== What you are asked to do ==
Would you repeat each line below exactly, without the pictures?

┏━━

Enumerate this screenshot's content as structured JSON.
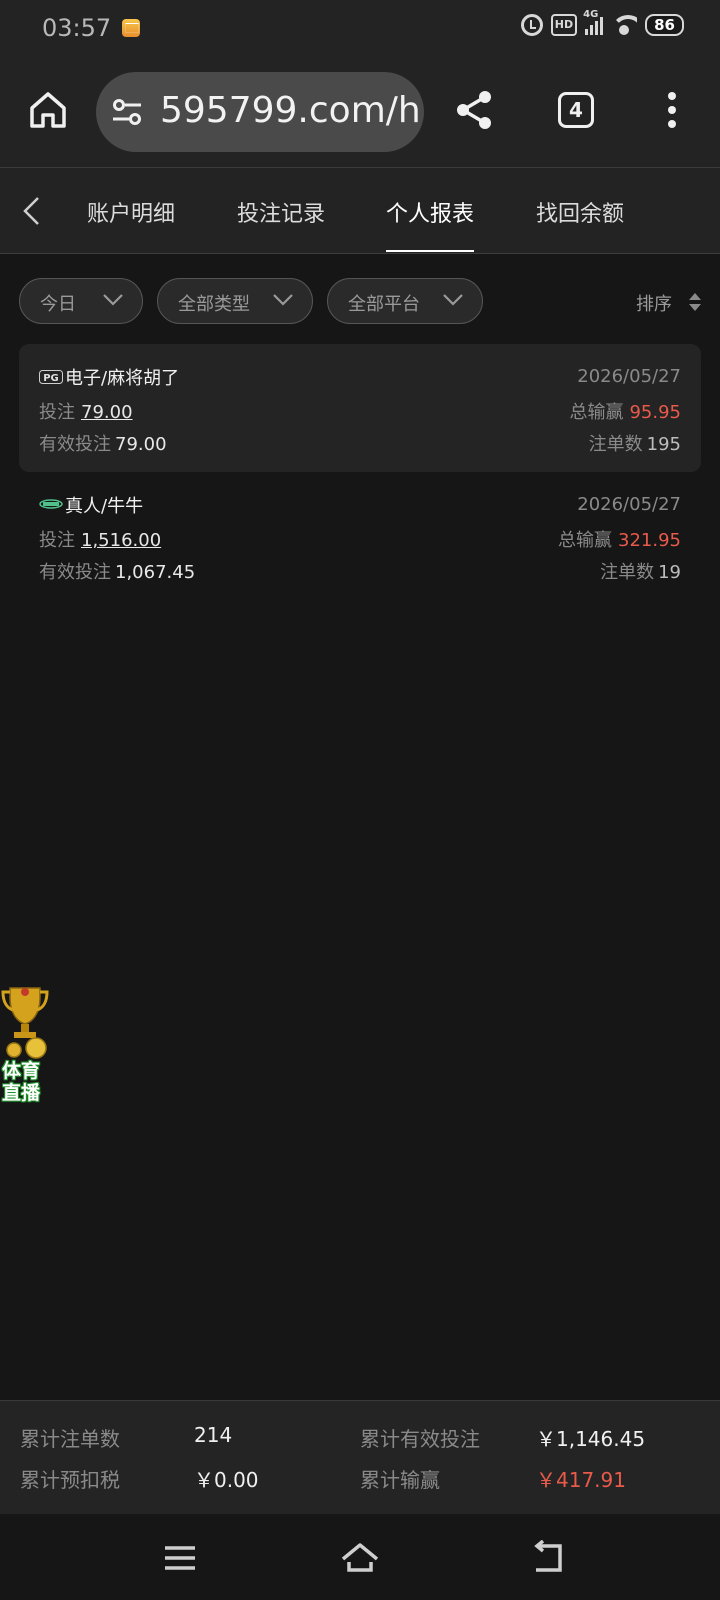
{
  "status_bar": {
    "time": "03:57",
    "hd": "HD",
    "network": "4G",
    "battery": "86"
  },
  "browser": {
    "url": "595799.com/h",
    "tab_count": "4"
  },
  "nav_tabs": [
    {
      "label": "账户明细",
      "active": false
    },
    {
      "label": "投注记录",
      "active": false
    },
    {
      "label": "个人报表",
      "active": true
    },
    {
      "label": "找回余额",
      "active": false
    }
  ],
  "filters": {
    "date": "今日",
    "type": "全部类型",
    "platform": "全部平台",
    "sort": "排序"
  },
  "records": [
    {
      "logo": "PG",
      "title": "电子/麻将胡了",
      "date": "2026/05/27",
      "bet_label": "投注",
      "bet_amount": "79.00",
      "win_label": "总输赢",
      "win_amount": "95.95",
      "valid_label": "有效投注",
      "valid_amount": "79.00",
      "count_label": "注单数",
      "count": "195"
    },
    {
      "logo": "live-dealer-logo",
      "title": "真人/牛牛",
      "date": "2026/05/27",
      "bet_label": "投注",
      "bet_amount": "1,516.00",
      "win_label": "总输赢",
      "win_amount": "321.95",
      "valid_label": "有效投注",
      "valid_amount": "1,067.45",
      "count_label": "注单数",
      "count": "19"
    }
  ],
  "sports_widget": {
    "line1": "体育",
    "line2": "直播"
  },
  "summary": {
    "total_orders_label": "累计注单数",
    "total_orders": "214",
    "total_valid_label": "累计有效投注",
    "total_valid": "￥1,146.45",
    "total_tax_label": "累计预扣税",
    "total_tax": "￥0.00",
    "total_win_label": "累计输赢",
    "total_win": "￥417.91"
  },
  "colors": {
    "background": "#161616",
    "panel": "#242424",
    "accent_red": "#e85a4a"
  }
}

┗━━

== Answer below ==
Enumerate this screenshot's content as structured JSON.
{
  "status_bar": {
    "time": "03:57",
    "hd": "HD",
    "network": "4G",
    "battery": "86"
  },
  "browser": {
    "url": "595799.com/h",
    "tab_count": "4"
  },
  "nav_tabs": [
    {
      "label": "账户明细",
      "active": false
    },
    {
      "label": "投注记录",
      "active": false
    },
    {
      "label": "个人报表",
      "active": true
    },
    {
      "label": "找回余额",
      "active": false
    }
  ],
  "filters": {
    "date": "今日",
    "type": "全部类型",
    "platform": "全部平台",
    "sort": "排序"
  },
  "records": [
    {
      "logo": "PG",
      "title": "电子/麻将胡了",
      "date": "2026/05/27",
      "bet_label": "投注",
      "bet_amount": "79.00",
      "win_label": "总输赢",
      "win_amount": "95.95",
      "valid_label": "有效投注",
      "valid_amount": "79.00",
      "count_label": "注单数",
      "count": "195"
    },
    {
      "logo": "live-dealer-logo",
      "title": "真人/牛牛",
      "date": "2026/05/27",
      "bet_label": "投注",
      "bet_amount": "1,516.00",
      "win_label": "总输赢",
      "win_amount": "321.95",
      "valid_label": "有效投注",
      "valid_amount": "1,067.45",
      "count_label": "注单数",
      "count": "19"
    }
  ],
  "sports_widget": {
    "line1": "体育",
    "line2": "直播"
  },
  "summary": {
    "total_orders_label": "累计注单数",
    "total_orders": "214",
    "total_valid_label": "累计有效投注",
    "total_valid": "￥1,146.45",
    "total_tax_label": "累计预扣税",
    "total_tax": "￥0.00",
    "total_win_label": "累计输赢",
    "total_win": "￥417.91"
  },
  "colors": {
    "background": "#161616",
    "panel": "#242424",
    "accent_red": "#e85a4a"
  }
}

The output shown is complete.